1.8.5 Stamp Duty
Stamp Duty Land Tax (SDLT) is payable by the purchaser within 30 days of the purchase, so this should be taken into account when budgeting for a purchase. No Stamp Duty is payable below the prevailing threshold, but above the nil-rate threshold the applicable rate of SDLT will depend upon the price paid. There are reliefs available in ‘disadvantaged areas’ – but these only apply to the lower-value properties in those areas. The list of disadvantaged areas is much longer than one would imagine, so it is always worth checking to see whether relief is available. Go to www.hmrc.gov.uk and search on ‘Postcode Search Tool’ to see if a property could qualify. The value of any fixtures, fittings or furniture included in the purchase can be excluded from the purchase price in calculating the Stamp Duty payable, though the Stamp Duty Office will look at any obvious overloading.
Stamp duty for seconds homes attracts an additional premium of 3% over and above the normal rate. This means most landlords will have to pay this premium, as will home owners buying a second home.
At the time of writing, SDLT is being reviewed and a tax specialist should be consulted.
1.8.6 Value Added Tax
Under normal circumstances, landlords cannot register for Value Added Tax (VAT) in relation to their residential properties, as residential rental income is exempt from VAT. This means that any VAT incurred cannot be reclaimed. However, landlords who are VAT-registered in their own self-employed businesses may be able to claim some VAT incurred.

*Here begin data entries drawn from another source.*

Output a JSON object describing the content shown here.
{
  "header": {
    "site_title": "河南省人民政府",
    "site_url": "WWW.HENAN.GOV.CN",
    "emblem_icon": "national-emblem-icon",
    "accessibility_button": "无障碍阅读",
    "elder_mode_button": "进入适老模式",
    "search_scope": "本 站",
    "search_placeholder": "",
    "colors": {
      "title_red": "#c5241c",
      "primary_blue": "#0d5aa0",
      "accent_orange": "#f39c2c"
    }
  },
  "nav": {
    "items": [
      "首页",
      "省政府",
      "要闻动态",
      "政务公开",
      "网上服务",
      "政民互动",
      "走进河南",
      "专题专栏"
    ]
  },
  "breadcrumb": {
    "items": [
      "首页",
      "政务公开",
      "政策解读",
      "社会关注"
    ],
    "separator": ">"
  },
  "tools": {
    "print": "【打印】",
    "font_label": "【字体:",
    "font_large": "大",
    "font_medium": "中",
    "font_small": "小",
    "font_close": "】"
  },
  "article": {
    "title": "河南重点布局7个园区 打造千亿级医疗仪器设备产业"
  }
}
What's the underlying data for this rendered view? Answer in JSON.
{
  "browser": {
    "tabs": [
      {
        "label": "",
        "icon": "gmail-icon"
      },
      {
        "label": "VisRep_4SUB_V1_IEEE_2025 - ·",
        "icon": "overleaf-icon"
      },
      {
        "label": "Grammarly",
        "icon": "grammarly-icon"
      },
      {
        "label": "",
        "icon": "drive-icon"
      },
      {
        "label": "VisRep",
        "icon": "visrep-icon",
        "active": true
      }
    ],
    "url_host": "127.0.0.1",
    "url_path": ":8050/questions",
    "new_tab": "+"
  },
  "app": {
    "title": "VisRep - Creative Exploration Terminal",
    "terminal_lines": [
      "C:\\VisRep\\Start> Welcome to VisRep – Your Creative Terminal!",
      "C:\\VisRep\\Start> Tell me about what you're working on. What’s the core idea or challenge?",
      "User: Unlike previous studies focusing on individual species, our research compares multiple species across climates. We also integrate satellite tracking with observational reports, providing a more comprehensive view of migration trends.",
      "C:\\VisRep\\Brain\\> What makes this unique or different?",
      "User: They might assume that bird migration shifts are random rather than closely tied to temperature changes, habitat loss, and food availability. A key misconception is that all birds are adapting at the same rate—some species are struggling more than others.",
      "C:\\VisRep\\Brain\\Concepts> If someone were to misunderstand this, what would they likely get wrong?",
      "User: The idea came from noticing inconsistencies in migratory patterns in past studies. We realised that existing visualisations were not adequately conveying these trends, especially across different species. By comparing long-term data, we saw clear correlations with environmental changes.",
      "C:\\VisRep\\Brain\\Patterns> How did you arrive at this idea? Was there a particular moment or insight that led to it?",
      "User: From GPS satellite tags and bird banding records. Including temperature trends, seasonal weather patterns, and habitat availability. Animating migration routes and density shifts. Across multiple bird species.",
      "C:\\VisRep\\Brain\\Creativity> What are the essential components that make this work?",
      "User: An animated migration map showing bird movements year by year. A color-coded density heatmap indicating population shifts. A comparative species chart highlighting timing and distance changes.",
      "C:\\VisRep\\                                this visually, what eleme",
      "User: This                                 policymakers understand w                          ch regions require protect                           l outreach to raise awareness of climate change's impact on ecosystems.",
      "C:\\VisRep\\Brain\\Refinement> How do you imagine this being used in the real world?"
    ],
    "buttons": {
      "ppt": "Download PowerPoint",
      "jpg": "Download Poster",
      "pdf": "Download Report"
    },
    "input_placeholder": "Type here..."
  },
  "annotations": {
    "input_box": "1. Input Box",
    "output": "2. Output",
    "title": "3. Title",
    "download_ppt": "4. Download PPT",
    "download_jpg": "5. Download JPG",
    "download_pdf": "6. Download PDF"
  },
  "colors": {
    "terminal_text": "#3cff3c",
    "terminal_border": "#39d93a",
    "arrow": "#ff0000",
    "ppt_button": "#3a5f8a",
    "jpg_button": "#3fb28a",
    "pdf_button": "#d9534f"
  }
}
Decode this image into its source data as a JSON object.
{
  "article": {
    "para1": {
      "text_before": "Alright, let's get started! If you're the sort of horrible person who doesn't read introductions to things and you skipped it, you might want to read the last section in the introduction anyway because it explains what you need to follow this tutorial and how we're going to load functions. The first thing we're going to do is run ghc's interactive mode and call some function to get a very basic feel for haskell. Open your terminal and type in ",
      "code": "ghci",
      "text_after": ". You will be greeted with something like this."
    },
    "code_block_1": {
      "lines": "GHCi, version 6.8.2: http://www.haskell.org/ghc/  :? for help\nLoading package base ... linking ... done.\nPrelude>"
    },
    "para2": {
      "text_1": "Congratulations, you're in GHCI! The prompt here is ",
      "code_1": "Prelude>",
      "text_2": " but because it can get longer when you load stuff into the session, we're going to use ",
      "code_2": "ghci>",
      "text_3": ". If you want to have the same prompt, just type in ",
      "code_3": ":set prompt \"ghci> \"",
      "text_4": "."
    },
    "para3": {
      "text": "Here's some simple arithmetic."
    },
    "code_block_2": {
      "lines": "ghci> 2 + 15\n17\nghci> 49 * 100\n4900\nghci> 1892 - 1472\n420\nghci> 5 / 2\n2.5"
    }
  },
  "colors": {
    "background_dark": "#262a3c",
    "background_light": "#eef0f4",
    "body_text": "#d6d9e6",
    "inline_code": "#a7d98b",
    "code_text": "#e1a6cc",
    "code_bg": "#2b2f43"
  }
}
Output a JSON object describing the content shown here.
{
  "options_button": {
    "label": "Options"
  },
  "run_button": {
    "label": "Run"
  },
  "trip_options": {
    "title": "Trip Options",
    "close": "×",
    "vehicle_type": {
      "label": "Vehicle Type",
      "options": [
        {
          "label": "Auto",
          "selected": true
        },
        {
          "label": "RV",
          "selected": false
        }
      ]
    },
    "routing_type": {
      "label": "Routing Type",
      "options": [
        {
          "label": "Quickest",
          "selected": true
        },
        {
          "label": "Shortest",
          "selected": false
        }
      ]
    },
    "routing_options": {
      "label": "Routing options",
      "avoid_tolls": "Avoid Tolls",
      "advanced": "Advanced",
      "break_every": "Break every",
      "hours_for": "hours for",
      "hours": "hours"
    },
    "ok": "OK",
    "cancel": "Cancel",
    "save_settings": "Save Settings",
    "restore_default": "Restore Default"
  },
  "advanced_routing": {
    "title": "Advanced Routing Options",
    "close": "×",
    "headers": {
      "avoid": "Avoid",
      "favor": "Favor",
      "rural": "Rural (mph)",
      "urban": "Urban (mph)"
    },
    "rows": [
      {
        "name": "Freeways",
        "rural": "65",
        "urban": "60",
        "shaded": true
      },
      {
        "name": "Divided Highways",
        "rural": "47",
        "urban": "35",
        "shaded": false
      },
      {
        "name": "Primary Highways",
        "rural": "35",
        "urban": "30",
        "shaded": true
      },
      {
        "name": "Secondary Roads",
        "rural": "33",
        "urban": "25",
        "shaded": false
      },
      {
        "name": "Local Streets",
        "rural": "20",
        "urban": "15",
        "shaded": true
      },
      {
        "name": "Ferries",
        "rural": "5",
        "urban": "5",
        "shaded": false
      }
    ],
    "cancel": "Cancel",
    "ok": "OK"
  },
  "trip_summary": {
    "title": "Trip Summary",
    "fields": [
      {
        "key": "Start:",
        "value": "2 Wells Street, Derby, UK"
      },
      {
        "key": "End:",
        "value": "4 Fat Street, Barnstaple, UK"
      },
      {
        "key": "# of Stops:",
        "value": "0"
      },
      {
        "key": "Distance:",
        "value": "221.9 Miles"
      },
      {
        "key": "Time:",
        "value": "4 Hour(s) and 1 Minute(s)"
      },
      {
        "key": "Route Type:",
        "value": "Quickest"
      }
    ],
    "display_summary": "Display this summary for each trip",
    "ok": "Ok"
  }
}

A special VAT rate of 5% is available on the renovation or alteration of a single household dwelling that has not been lived in for three years or more, so that this is a useful saving over the normal 20% rate.
More information on tax can be obtained from a local tax office or visit HM Revenue & Customs website at www.hmrc.gov.uk. Copies of leaflets on taxation of rents and other tax matters can be downloaded from HMRC’s website, or can be requested by phoning the Order Line on 08459 000 404.